In a rare public-facing statement, the former spy agency bosses argued that modern intelligence work relies on the "lawful and accountable use of large data sets" to catch cyberattackers and tech-savvy terrorists.
They wrote: "The terms on which we exchange data with other European countries are set by agreement within the EU. As an EU member, we shape the debate, we push for what we think is the right balance between security and privacy and we benefit from the data that flows as a result. An agreement reached without us would probably be too restrictive for our needs… this could undermine our ability to protect ourselves."

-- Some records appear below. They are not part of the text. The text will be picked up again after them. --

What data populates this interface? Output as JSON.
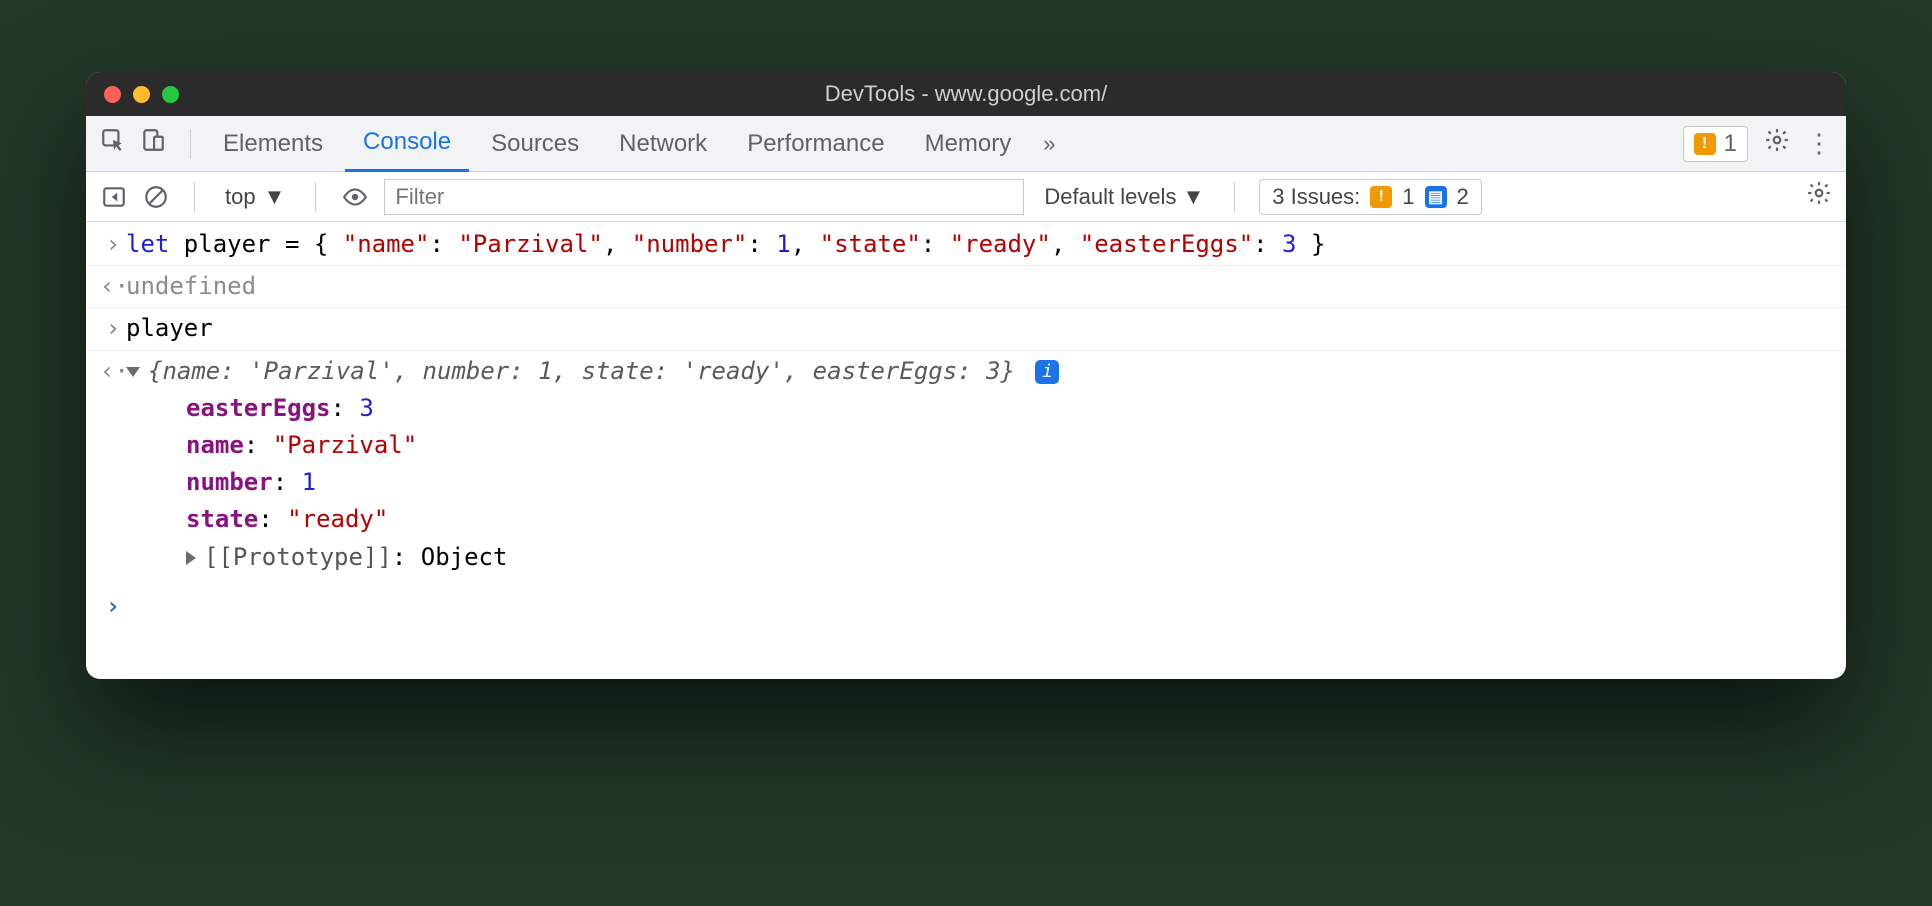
{
  "window": {
    "title": "DevTools - www.google.com/"
  },
  "tabs": [
    "Elements",
    "Console",
    "Sources",
    "Network",
    "Performance",
    "Memory"
  ],
  "tabs_active_index": 1,
  "tabbar": {
    "warn_count": "1"
  },
  "toolbar": {
    "context": "top",
    "filter_placeholder": "Filter",
    "levels": "Default levels",
    "issues_label": "3 Issues:",
    "issues_warn": "1",
    "issues_info": "2"
  },
  "console_lines": {
    "input1_kw": "let",
    "input1_rest": " player = { ",
    "k_name": "\"name\"",
    "v_name": "\"Parzival\"",
    "k_number": "\"number\"",
    "v_number": "1",
    "k_state": "\"state\"",
    "v_state": "\"ready\"",
    "k_eggs": "\"easterEggs\"",
    "v_eggs": "3",
    "input1_close": " }",
    "out1": "undefined",
    "input2": "player",
    "summary_open": "{",
    "summary": "name: 'Parzival', number: 1, state: 'ready', easterEggs: 3",
    "summary_close": "}",
    "prop_eggs_k": "easterEggs",
    "prop_eggs_v": "3",
    "prop_name_k": "name",
    "prop_name_v": "\"Parzival\"",
    "prop_number_k": "number",
    "prop_number_v": "1",
    "prop_state_k": "state",
    "prop_state_v": "\"ready\"",
    "proto_label": "[[Prototype]]",
    "proto_val": "Object"
  }
}
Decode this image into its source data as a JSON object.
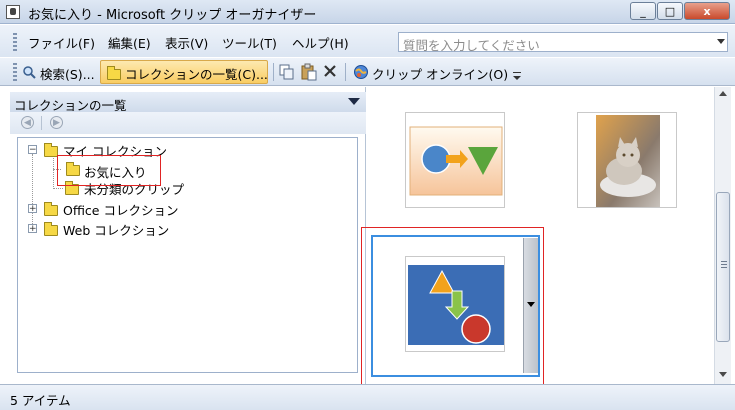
{
  "window": {
    "title": "お気に入り - Microsoft クリップ オーガナイザー",
    "controls": {
      "minimize": "_",
      "maximize": "□",
      "close": "x"
    }
  },
  "menubar": {
    "items": [
      {
        "label": "ファイル(F)",
        "icon": ""
      },
      {
        "label": "編集(E)"
      },
      {
        "label": "表示(V)"
      },
      {
        "label": "ツール(T)"
      },
      {
        "label": "ヘルプ(H)"
      }
    ],
    "ask_placeholder": "質問を入力してください"
  },
  "toolbar": {
    "search_label": "検索(S)...",
    "collections_label": "コレクションの一覧(C)...",
    "clips_online_label": "クリップ オンライン(O)"
  },
  "left_pane": {
    "header": "コレクションの一覧",
    "tree": {
      "my_collections": "マイ コレクション",
      "favorites": "お気に入り",
      "unclassified": "未分類のクリップ",
      "office": "Office コレクション",
      "web": "Web コレクション"
    }
  },
  "status": {
    "text": "5 アイテム"
  },
  "colors": {
    "highlight_red": "#e02424",
    "selection_blue": "#3b8ee0",
    "toolbar_active": "#f9cd63"
  },
  "icons": [
    "app-icon",
    "folder-icon",
    "back-icon",
    "forward-icon",
    "copy-icon",
    "paste-icon",
    "delete-icon",
    "globe-icon",
    "dropdown-icon"
  ]
}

National security has emerged as a pivotal topic in the ongoing Brexit debate, which has only intensified after recent atrocities carried out by Islamic State-affiliated terrorists in Paris and Brussels. Those in the Leave camp argue that exiting the EU would enhance the country's ability to govern independently while campaigners in favour of staying – including Prime Minister David Cameron – say the partnership is needed for intelligence and data sharing.
Referencing the upcoming vote, which is currently scheduled for 27 June, the spy duo wrote: "If the UK were to withdraw from the EU, the destabilising effect on the EU itself – already beset with economic difficulties, the migration crisis and a resurgent Russia – could be profound. Those who are enemies of democracy would rejoice."
The pair denied they were working under any government agenda. "We're not doing it at anybody's behest. We are completely politically neutral," said Sawers in a separate interview.
The former agency heads also slammed the position of Sir Richard Dearlove, another former head of MI6, who previously claimed that leaving the EU would make it easier to deport terrorists and control the nation's borders.
"Richard Dearlove left the intelligence world 12 years ago and an awful lot has changed… we work in much closer a partnership with all our partners, not just the United States," said Sawers. "Counter-terrorism is a team game."